At the 2018 California WIC Association Conference, Dr. Alison Ventura discussed the implications of feeding children in the absence of hunger. When children are fed for reasons other than hunger (child is fussy, food is available, etc.), children are more likely to be at risk for obesity later in life. It is during this important developmental time that children establish self-regulation skills and learn how to recognize that they’re full. Difficulties recognizing satiety often lead to overeating in later childhood and adulthood.
Make sure that your clinic is providing mothers with information and support about breastfeeding and bottle feeding, as well as responsive feeding techniques. For breastfeeders, information should include:
- Latching and positioning
- Recognizing hunger and fullness cues
- Common breastfeeding problems
Formula feeders should be provided with information on:
- Recognizing hunger and fullness cues
- Common signs of overfeeding
- Paced bottle feeding
Benefits to Breastfeeding
The American Academy of Pediatrics states that breastfeeding is unequivocally better for babies than bottle feeding.
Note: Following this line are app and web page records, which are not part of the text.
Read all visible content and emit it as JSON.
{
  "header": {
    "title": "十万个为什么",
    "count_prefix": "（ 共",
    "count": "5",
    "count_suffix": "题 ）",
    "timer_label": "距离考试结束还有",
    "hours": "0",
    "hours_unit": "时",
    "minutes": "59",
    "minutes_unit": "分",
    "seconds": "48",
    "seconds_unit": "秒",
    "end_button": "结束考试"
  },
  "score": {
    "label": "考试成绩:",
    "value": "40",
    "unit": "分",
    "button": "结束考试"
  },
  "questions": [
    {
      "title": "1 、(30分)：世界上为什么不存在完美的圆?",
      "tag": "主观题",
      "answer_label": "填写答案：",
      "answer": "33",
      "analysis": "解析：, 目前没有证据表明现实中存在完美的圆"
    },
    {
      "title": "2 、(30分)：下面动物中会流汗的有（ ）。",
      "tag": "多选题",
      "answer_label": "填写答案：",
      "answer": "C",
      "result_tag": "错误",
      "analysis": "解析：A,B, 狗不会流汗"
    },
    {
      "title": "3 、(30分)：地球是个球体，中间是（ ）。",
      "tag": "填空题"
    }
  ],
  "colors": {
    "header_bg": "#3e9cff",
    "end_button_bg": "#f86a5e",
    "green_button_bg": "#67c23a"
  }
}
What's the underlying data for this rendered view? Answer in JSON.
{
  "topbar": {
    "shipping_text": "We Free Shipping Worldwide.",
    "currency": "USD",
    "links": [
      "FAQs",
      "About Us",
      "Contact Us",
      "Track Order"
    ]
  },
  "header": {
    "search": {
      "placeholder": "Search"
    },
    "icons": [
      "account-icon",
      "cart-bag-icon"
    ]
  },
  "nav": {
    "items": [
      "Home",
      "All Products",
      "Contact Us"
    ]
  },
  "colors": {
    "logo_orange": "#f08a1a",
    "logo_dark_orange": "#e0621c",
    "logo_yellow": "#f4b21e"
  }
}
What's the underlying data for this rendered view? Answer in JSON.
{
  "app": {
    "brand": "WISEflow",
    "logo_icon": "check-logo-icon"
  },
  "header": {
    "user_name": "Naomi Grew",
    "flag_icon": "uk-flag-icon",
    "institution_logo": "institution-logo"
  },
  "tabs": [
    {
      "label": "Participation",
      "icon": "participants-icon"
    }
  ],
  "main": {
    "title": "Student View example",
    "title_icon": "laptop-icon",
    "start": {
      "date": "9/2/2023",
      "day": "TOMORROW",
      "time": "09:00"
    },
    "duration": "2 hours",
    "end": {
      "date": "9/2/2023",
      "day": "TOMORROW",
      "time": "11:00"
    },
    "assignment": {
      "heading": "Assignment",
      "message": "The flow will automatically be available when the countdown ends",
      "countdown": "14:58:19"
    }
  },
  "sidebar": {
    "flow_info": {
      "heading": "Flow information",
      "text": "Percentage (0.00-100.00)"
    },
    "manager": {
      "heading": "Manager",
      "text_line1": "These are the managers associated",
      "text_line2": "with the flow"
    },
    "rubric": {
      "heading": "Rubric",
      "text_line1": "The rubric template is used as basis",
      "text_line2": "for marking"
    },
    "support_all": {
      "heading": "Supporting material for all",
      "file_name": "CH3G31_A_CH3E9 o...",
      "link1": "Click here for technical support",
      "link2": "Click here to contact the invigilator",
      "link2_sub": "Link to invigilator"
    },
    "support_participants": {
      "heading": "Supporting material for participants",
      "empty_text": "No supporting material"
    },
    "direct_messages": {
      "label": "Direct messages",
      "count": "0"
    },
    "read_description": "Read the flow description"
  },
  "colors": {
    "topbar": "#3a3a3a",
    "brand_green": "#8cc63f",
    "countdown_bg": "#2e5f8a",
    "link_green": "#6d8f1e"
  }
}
Breastfed infants tend to:
- Consume lower volumes than bottle-fed infants
- Gain weight less rapidly
- Gain less weight in the first two years of life
- Get sick less often
This is because breastfeeding promotes responsive feeding. With breastfeeding, there is no visible amount of food, so mothers feed until the child begins to resist feeding, indicating they’re full. There is also valuable skin-to-skin contact and eye contact that engages the mother and keeps her from distractedly overfeeding.
Complications with Breastfeeding
Women who do not breastfed may make that choice based on a variety of reasons, though a common factor is prenatal obesity. Women with obese BMIs are more at-risk for a variety of pregnancy-related concerns and are less likely to breastfeed (2018 California WIC Conference).
You can provide valuable nutrition counseling to obese mothers to help them maintain a healthy weight and a healthy pregnancy. Be sure to focus on the prevention of risks, not on the prevention of weight gain and size. You can work with the mothers to focus on nutritious food choices based on cultural foods and favorite foods, while reducing non-nutritious snacks and oversized portions. Review food labels with mothers to discuss serving sizes and reasonable calorie intakes.
Nutrition counseling can be provided to mothers right at your clinic. However, some mothers may not have the time to attend nutrition counseling or may not be able to get to a clinic regularly. In these instances, a secure chat app may be a great way to communicate with mothers one-on-one in a safe environment, allowing you to respond to questions and provide information. You can also provide short, informative videos on your website that mothers can access from their devices at home.
A healthy mother is more likely to breastfeed, resulting in a healthier child. While WIC mothers are breastfeeding at a good rate, there is always room for improvement. Be sure to discuss breastfeeding often with your clients and provide them with easy-to-understand resources.
By Shela Ward